The SEC has now finalized the rules implementing
the Investment Advisers Act of 1940 (the "Advisers Act") changes,
which had been issued in proposed form near the end of 2010 following
passage of the Dodd-Frank Act earlier that summer. These rules went
into effect July 21, 2011. Fund managers who become obligated to register
must do so by March 30, 2012 by filing their applications on or prior to
February 14, 2012.
We are covering these new rules in the following series
This article addresses the Foreign Private Adviser
Exemption. For any foreign fund managers reading this article - don't get
your hopes up, the exemption is very limited. The requirements are very
restrictive and we expect that very few foreign fund managers will be able to
A significant benefit for those fund managers who do
qualify for this exemption, and one of the key differences between this
exemption and either the VC fund exemption (#1 above) or the Private Fund
Adviser Exemption (#2 above), is that fund managers exempt under the Foreign
Private Adviser Exemption have no exempt adviser reporting requirements (#5
Requirements for Qualification:
Place of business. To
qualify for this exemption, a foreign fund manager cannot have a U.S. place of
business (unlike the private fund adviser exemption). Whether an adviser has a
place of business will be determined in light of the relevant facts and
circumstances, which generally means any office where the investment adviser
regularly provides advisory services, solicits, meets with, or otherwise
communicates with clients, and any location held out to the public as a place
where the adviser conducts any such activities. The SEC has indicated that an
office from which an adviser regularly communicates with its clients (U.S. or
non-U.S.) or regularly conducts research would qualify as a "place of
business." By contrast, an office that solely provides administrative and
back-office activities generally would not be a "place of business" if such
activities are not intrinsic to providing investment advisory services and do
not involve communicating with clients. There is no presumption that a non-U.S.
adviser has a place of business in the U.S. solely because it is affiliated
with a U.S. adviser.
Investors the United States.
Whether a fund manager's clients are "U.S. persons" "in United States"
generally is governed by Regulation
S, with certain exceptions in the context of the foreign private adviser
$25M Assets under management.
Assets are calculated under this exemption in the same manner as under the
private fund adviser exemption, by reference to the calculation of regulatory
assets under management (Item 5 of Form ADV). These calculations are summarized
in our private fund exemption summary, generally as follows:
Assets = (Market or Fair Value of Holdings) + (Uncalled Capital Commitments)
This calculation includes generally securities portfolios
to which the adviser provides continuous and regular supervisory or management
services, regardless of whether these assets are proprietary assets, and assets
managed without receiving compensation, or assets of foreign clients, including
uncalled capital commitments.
Fewer than 15 Clients and Private Fund
Investors. Essentially, this
test requires foreign fund managers to look through their private funds to
determine the number of underlying investors (e.g., the number of
limited partners in its funds). Advisers should determine the number of

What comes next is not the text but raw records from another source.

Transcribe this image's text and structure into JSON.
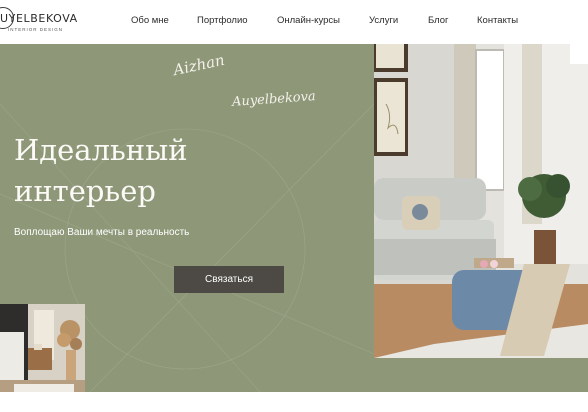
{
  "brand": {
    "name": "UYELBEKOVA",
    "tagline": "INTERIOR DESIGN"
  },
  "nav": {
    "items": [
      "Обо мне",
      "Портфолио",
      "Онлайн-курсы",
      "Услуги",
      "Блог",
      "Контакты"
    ]
  },
  "hero": {
    "signature_first": "Aizhan",
    "signature_last": "Auyelbekova",
    "title_line1": "Идеальный",
    "title_line2": "интерьер",
    "subtitle": "Воплощаю Ваши мечты в реальность",
    "cta_label": "Связаться"
  },
  "colors": {
    "hero_bg": "#8e9879",
    "button_bg": "#4d4a45",
    "text_dark": "#2b2b2b"
  }
}
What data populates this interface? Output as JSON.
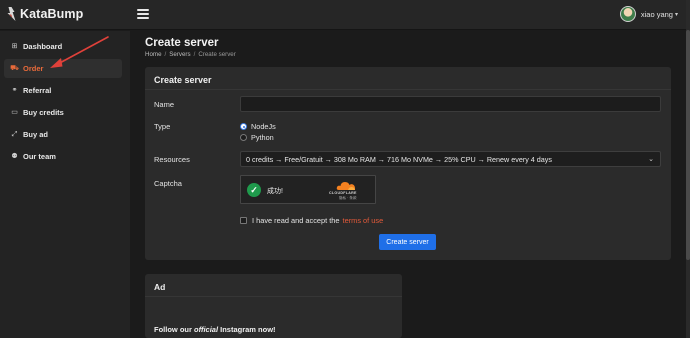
{
  "app": {
    "name": "KataBump"
  },
  "user": {
    "name": "xiao yang",
    "caret": "▾"
  },
  "sidebar": {
    "items": [
      {
        "icon": "⊞",
        "label": "Dashboard"
      },
      {
        "icon": "⛟",
        "label": "Order"
      },
      {
        "icon": "⚭",
        "label": "Referral"
      },
      {
        "icon": "▭",
        "label": "Buy credits"
      },
      {
        "icon": "⤢",
        "label": "Buy ad"
      },
      {
        "icon": "⚉",
        "label": "Our team"
      }
    ],
    "active_label": "Order"
  },
  "page": {
    "title": "Create server",
    "breadcrumb": [
      "Home",
      "Servers",
      "Create server"
    ],
    "breadcrumb_sep": "/"
  },
  "form": {
    "card_title": "Create server",
    "name_label": "Name",
    "name_value": "",
    "type_label": "Type",
    "type_options": [
      "NodeJs",
      "Python"
    ],
    "type_selected": "NodeJs",
    "resources_label": "Resources",
    "resources_value": "0 credits → Free/Gratuit → 308 Mo RAM → 716 Mo NVMe → 25% CPU → Renew every 4 days",
    "captcha_label": "Captcha",
    "captcha_status": "成功!",
    "captcha_brand": "CLOUDFLARE",
    "captcha_links": "隐私 · 条款",
    "terms_text": "I have read and accept the",
    "terms_link": "terms of use",
    "terms_checked": false,
    "submit_label": "Create server"
  },
  "ad": {
    "title": "Ad",
    "text_prefix": "Follow our ",
    "text_emphasis": "official",
    "text_suffix": " Instagram now!"
  },
  "colors": {
    "accent_orange": "#e86a3a",
    "primary_blue": "#1f6fe8",
    "annotation_red": "#e0413a",
    "success_green": "#1f9a4c",
    "cloudflare_orange": "#f48120"
  }
}
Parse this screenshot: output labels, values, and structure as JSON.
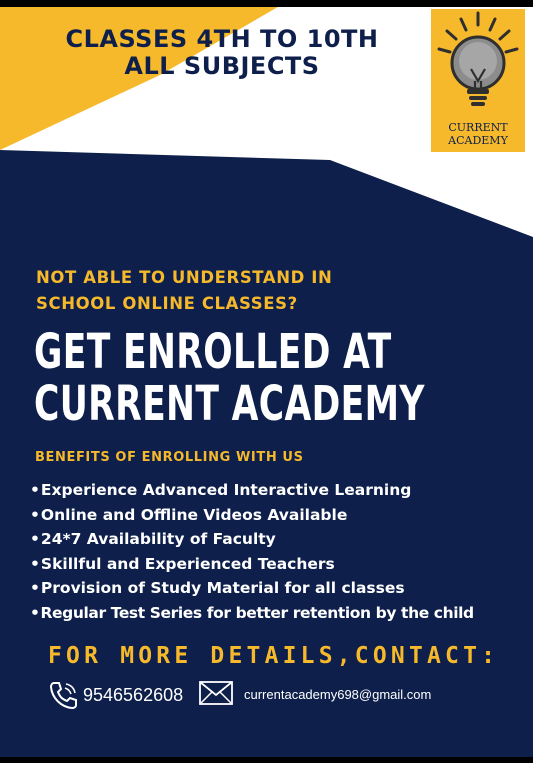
{
  "headline": {
    "line1": "CLASSES 4TH TO 10TH",
    "line2": "ALL SUBJECTS"
  },
  "logo": {
    "icon": "lightbulb-icon",
    "line1": "CURRENT",
    "line2": "ACADEMY"
  },
  "question": {
    "line1": "NOT ABLE TO UNDERSTAND IN",
    "line2": "SCHOOL ONLINE CLASSES?"
  },
  "cta": {
    "line1": "GET ENROLLED AT",
    "line2": "CURRENT ACADEMY"
  },
  "benefits_title": "BENEFITS OF ENROLLING WITH US",
  "benefits": [
    "Experience Advanced Interactive Learning",
    "Online and Offline Videos Available",
    "24*7 Availability of Faculty",
    "Skillful and Experienced Teachers",
    "Provision of Study Material for all classes",
    "Regular Test Series for better retention by the child"
  ],
  "contact": {
    "heading": "FOR MORE DETAILS,CONTACT:",
    "phone_icon": "phone-icon",
    "phone": "9546562608",
    "email_icon": "envelope-icon",
    "email": "currentacademy698@gmail.com"
  },
  "colors": {
    "navy": "#0d1f4a",
    "gold": "#f6b92b",
    "white": "#ffffff"
  }
}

investors in a private fund based on the facts and circumstances and in light
of the applicable prohibition not to do indirectly, what is unlawful to do
Generally, an adviser may count as a single client a natural person and: (i)
that person's minor children (regardless of principal residency); (ii) any
relative, spouse, or relative of the spouse sharing a principal residence;
(iii) all accounts and trusts of which the natural person and/or any of the
persons listed above are the primary beneficiaries and share the same principal
residence. To avoid double-counting, an adviser need not count a the same
investor or client twice. Additionally, legal organizations with a singular
investment objective will be treated as a single client, as will two or more
legal organizations with identical shareholders, partners, members, or beneficiaries.
Similarly, an adviser need not count a person as an investor if the adviser
already counts such a person as a client of the adviser. The SEC has indicated
that it will, however, count persons advised without compensation against the
15 client cap.
Private Fund Investors includes
limited partners, shareholders, debt/equity securities holders, as well as any
person who would be included in determining the number of beneficial owners of
the outstanding securities of a private fund under section 3(c)(1) of the Investment Company Act, or
whether the outstanding securities of a private fund are owned exclusively by
qualified purchasers under section 3(c)(7) of that Act. In addition, a
beneficial owner of short-term paper issued by the private fund is also an
"investor", notwithstanding those exempted by 3(c)(1). However, knowledgeable
employees are not included in the definition of "investor". To avoid
double-counting, an adviser may treat as a single investor any person who is an
investor in two or more private funds advised by the investment adviser.
Holding itself out to the public as an
investment adviser. This is a facts and
circumstances analysis and few bright line rules are available. The rule
does clarify, however, that participation in a non-public offering in the U.S.
of securities issued by a private fund is not (by itself) holding yourself out
to the public as a U.S. investment adviser.
Visit the Venture Alley for more articles about business
and legal issues important to entrepreneurs, startups, venture capitalists and
more information about LexisNexis products and solutions connect with us
through our corporate site.